That night, there was this kind of apocalyptic, dark scene, all these burning cars, the smokiness, the tear gas, small groups of people going around chanting. You’ve got government headquarters in flames, and these tanks moving around. And also this big question mark: What is the army going to do?
A lot of people talk about that moment as one of transformation. Do you think you changed during that time?
Absolutely. There is no doubt that there is something miraculous about revolutions. It’s a moment, in one form or another, of epiphany within a national psyche. It’s a moment in which the sense of the possible completely shifts, and at that moment you also encounter your own sense of responsibility toward what you now believe is possible, and I think all of us, whether we’re pro-revolution or anti-revolution or indifferent, are living the consequences, either in our personal lives, or as political forces, as ideologies, of that moment.
This is the beginning of an era. You’ve got a vast population. You’ve got two thirds of the country under the age of 30, who have come of age at a moment of revolutionary possibility, who, at least for the next 40 to 50 years, will be living under the shadow, or under the shade, of that experience, and the sense of how that moment righted itself, and also how that moment is written about.
It’s one of the sources of great optimism, for me, because I find it ludicrous that any revolution could succeed or fail in a matter of a few years. It’s a struggle, and it’s a struggle whose point of beginning is the attempt to thwart complete disaster. A revolution doesn’t begin because people are happy. A revolution begins because you have an entire state mechanism that is corrupt, dysfunctional, brutal, that does not give its people the smallest promise of a life they deserve.
And Egypt is in one of those moments now?
Undoubtedly.

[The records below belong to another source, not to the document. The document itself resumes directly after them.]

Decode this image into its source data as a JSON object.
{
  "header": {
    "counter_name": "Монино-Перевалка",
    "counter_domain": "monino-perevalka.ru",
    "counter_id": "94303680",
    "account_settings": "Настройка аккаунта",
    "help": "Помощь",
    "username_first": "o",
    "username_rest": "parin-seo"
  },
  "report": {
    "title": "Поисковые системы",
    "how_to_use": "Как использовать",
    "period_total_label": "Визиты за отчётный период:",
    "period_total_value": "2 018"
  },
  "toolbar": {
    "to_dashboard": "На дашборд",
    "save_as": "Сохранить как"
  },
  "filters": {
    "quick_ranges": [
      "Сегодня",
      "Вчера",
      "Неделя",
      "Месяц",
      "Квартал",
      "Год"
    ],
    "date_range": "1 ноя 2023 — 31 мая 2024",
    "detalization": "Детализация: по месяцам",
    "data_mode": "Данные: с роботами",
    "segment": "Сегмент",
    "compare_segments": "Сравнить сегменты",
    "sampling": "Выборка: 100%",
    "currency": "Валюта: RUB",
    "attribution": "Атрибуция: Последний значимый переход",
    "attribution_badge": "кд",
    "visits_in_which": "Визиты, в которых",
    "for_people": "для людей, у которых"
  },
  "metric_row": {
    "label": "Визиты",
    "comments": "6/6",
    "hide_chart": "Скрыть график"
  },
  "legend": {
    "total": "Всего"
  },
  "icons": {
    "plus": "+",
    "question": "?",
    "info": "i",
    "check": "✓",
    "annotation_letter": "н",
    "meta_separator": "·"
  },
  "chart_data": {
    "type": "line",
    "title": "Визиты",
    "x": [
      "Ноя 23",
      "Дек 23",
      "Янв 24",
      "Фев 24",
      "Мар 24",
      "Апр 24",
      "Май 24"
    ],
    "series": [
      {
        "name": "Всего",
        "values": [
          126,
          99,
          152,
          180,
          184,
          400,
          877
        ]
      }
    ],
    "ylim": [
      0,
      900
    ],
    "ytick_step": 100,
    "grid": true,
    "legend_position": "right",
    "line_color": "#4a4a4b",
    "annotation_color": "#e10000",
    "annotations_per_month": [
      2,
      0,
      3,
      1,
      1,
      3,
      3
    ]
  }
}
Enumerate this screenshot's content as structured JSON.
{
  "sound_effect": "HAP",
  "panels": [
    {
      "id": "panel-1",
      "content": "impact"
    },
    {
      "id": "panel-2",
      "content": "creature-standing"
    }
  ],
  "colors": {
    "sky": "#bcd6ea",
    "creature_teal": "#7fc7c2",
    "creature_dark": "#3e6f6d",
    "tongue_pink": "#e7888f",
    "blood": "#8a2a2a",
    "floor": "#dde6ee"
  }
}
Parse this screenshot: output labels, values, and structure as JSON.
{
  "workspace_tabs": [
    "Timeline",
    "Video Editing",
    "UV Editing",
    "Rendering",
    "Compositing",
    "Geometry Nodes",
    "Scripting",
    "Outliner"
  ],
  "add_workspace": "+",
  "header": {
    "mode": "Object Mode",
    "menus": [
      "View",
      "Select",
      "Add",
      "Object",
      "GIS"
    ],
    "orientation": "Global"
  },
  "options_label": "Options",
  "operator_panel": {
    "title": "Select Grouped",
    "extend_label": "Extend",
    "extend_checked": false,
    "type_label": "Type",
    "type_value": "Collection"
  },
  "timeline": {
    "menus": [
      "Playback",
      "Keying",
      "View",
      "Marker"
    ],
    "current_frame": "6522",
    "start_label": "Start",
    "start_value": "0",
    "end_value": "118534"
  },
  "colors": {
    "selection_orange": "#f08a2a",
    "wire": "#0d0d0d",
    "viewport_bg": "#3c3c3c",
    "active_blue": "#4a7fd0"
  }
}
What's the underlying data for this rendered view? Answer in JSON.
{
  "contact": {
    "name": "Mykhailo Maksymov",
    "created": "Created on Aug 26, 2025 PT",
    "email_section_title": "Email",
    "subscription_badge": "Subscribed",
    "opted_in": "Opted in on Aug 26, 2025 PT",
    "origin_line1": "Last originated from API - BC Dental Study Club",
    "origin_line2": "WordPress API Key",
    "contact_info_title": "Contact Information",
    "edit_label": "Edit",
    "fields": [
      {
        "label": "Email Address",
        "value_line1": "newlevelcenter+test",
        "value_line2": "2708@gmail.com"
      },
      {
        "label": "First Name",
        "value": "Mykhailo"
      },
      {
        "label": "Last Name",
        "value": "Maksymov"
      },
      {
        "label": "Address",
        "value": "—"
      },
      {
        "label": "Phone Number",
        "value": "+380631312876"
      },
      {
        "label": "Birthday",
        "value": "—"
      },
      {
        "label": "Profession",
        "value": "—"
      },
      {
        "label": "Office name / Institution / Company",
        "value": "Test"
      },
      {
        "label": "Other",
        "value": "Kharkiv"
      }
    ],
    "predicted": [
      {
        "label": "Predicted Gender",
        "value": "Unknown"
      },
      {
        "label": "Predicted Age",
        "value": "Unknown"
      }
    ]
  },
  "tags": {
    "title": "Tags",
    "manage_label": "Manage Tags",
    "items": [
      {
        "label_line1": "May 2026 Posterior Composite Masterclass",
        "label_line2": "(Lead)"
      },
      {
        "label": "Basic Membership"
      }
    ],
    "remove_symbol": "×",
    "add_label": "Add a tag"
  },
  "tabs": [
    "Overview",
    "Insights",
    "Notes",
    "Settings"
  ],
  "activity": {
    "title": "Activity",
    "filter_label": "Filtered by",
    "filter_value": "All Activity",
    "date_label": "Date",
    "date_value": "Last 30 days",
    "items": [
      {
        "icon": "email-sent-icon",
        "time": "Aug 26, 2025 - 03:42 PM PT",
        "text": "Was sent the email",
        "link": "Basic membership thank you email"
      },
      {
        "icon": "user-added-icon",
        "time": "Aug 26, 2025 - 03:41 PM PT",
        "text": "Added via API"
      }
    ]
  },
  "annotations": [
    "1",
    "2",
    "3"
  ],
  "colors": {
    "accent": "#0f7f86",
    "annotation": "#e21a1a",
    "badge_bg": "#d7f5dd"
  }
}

And we’re at one of those moments, but it is also matched with absolute frustration, with a deep national antipathy toward the Muslim Brotherhood and a great deal of fear. On top of which the polarization of the country has made it difficult, intellectually, to exit from the polarization of discourse. You’ve got two sides that are against each other [the Muslim Brotherhood and the military].
That’s a space that’s very hard to open. If we can succeed at this stage, and undoubtedly it will take some time, that will be the true beginning of the collapse of Mubarak’s state, because Mubarakite ideology is built on the idea of "Either it’s me, or it’s chaos. It’s the police state, or it’s the Brotherhood."
The idea that a false, brutal, enforced stability is preferable to the brutality of a fascist, Islamist state—unless we can break out of the mindset that those are the only two alternatives, then we’re still living under the ideology of Mubarak. I believe very firmly that this revolution was begun by people who want neither.
Part of the major misapprehension internationally about what is happening here comes from bad ideas about how change happens. I think there is this projection of political frameworks that exist in the US or in Europe onto an Egyptian context, and this reading of the decisions that take place here as if we had a system of checks and balances, and as if we had a multi-party system, and as if our infrastructure worked.
One of the major breaks internationally in terms of people understanding what’s happening occurred at the time Morsi was deposed. Morsi made himself the sole executive authority in the country. Theoretically, if that happened in the US or elsewhere, you could impeach. We don’t have that. Eventually, the only place left for you is the street.
Watch the trailer for In the Last Days of the City here.
Follow Jared on Twitter @Jmalsin.